* _ACTIVITY_:
Below are the records. Gather each line that holds "Cover".

*** Opening RECORDS SUPPLIED ***

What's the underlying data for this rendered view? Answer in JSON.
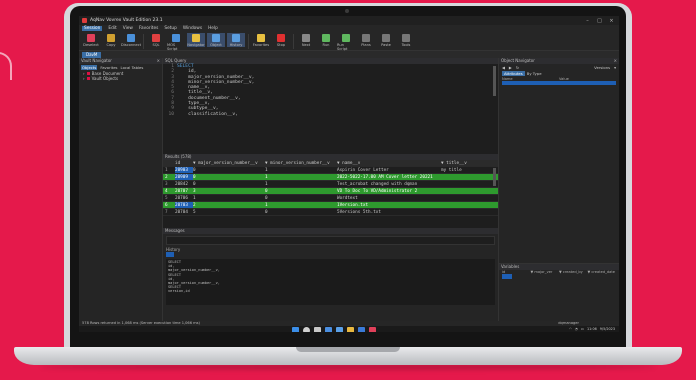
{
  "window": {
    "title": "AqNav Vovrex Vault Edition 23.1"
  },
  "menu": {
    "items": [
      "Session",
      "Edit",
      "View",
      "Favorites",
      "Setup",
      "Windows",
      "Help"
    ]
  },
  "toolbar": {
    "buttons": [
      {
        "label": "Deselect",
        "color": "#e0405a"
      },
      {
        "label": "Copy",
        "color": "#d0a030"
      },
      {
        "label": "Disconnect",
        "color": "#4a90d9"
      },
      {
        "label": "SQL",
        "color": "#e04040"
      },
      {
        "label": "MOS Script",
        "color": "#4a90d9"
      },
      {
        "label": "Navigator",
        "color": "#e8c040"
      },
      {
        "label": "Object",
        "color": "#5a9ee0"
      },
      {
        "label": "History",
        "color": "#5a9ee0"
      },
      {
        "label": "Favorites",
        "color": "#e8c040"
      },
      {
        "label": "Stop",
        "color": "#e03030"
      },
      {
        "label": "Next",
        "color": "#888888"
      },
      {
        "label": "Run",
        "color": "#5fb85f"
      },
      {
        "label": "Run Script",
        "color": "#5fb85f"
      },
      {
        "label": "Plans",
        "color": "#777777"
      },
      {
        "label": "Paste",
        "color": "#777777"
      },
      {
        "label": "Tools",
        "color": "#777777"
      }
    ]
  },
  "doc_tab": {
    "label": "DavM"
  },
  "vault_nav": {
    "title": "Vault Navigator",
    "tabs": [
      "Objects",
      "Favorites",
      "Local Tables"
    ],
    "items": [
      "Base Document",
      "Vault Objects"
    ]
  },
  "query": {
    "title": "SQL Query",
    "lines": [
      {
        "n": "1",
        "code": "SELECT"
      },
      {
        "n": "2",
        "code": "    id,"
      },
      {
        "n": "3",
        "code": "    major_version_number__v,"
      },
      {
        "n": "4",
        "code": "    minor_version_number__v,"
      },
      {
        "n": "5",
        "code": "    name__v,"
      },
      {
        "n": "6",
        "code": "    title__v,"
      },
      {
        "n": "7",
        "code": "    document_number__v,"
      },
      {
        "n": "8",
        "code": "    type__v,"
      },
      {
        "n": "9",
        "code": "    subtype__v,"
      },
      {
        "n": "10",
        "code": "    classification__v,"
      }
    ]
  },
  "results": {
    "title": "Results (578)",
    "headers": [
      "id",
      "▼ major_version_number__v",
      "▼ minor_version_number__v",
      "▼ name__v",
      "▼ title__v"
    ],
    "rows": [
      {
        "n": "1",
        "id": "20903",
        "major": "0",
        "minor": "1",
        "name": "Aspirin Cover Letter",
        "title": "my title",
        "hl": false
      },
      {
        "n": "2",
        "id": "20909",
        "major": "0",
        "minor": "1",
        "name": "2022-5022-17.00 AM Cover letter 20221",
        "title": "",
        "hl": true
      },
      {
        "n": "3",
        "id": "20842",
        "major": "0",
        "minor": "1",
        "name": "Test_acrobat changed with dqman",
        "title": "",
        "hl": false
      },
      {
        "n": "4",
        "id": "20707",
        "major": "3",
        "minor": "0",
        "name": "VD To Doc To VD/Administrator 2",
        "title": "",
        "hl": true
      },
      {
        "n": "5",
        "id": "20706",
        "major": "1",
        "minor": "0",
        "name": "Wordtext",
        "title": "",
        "hl": false
      },
      {
        "n": "6",
        "id": "20703",
        "major": "2",
        "minor": "1",
        "name": "1Version.txt",
        "title": "",
        "hl": true
      },
      {
        "n": "7",
        "id": "20704",
        "major": "5",
        "minor": "0",
        "name": "5Versions 5th.txt",
        "title": "",
        "hl": false
      }
    ]
  },
  "messages": {
    "title": "Messages",
    "history_label": "History",
    "history_lines": [
      "SELECT",
      "  id,",
      "  major_version_number__v,",
      "SELECT",
      "  id,",
      "  major_version_number__v,",
      "SELECT",
      "  version,id"
    ]
  },
  "object_nav": {
    "title": "Object Navigator",
    "dropdown": "Versions",
    "tabs": [
      "Attributes",
      "By Type"
    ],
    "cols": [
      "Name",
      "Value"
    ]
  },
  "variables": {
    "title": "Variables",
    "cols": [
      "id",
      "▼ major_ver",
      "▼ created_by",
      "▼ created_date"
    ]
  },
  "status": {
    "left": "578 Rows returned in 1,068 ms (Server execution time 1,066 ms)",
    "right": "dqmanager"
  },
  "tray": {
    "time": "11:06",
    "date": "9/5/2023"
  }
}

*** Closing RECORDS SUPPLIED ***

* _TASK RESULT_:
        "name": "Aspirin Cover Letter",
        "name": "2022-5022-17.00 AM Cover letter 20221",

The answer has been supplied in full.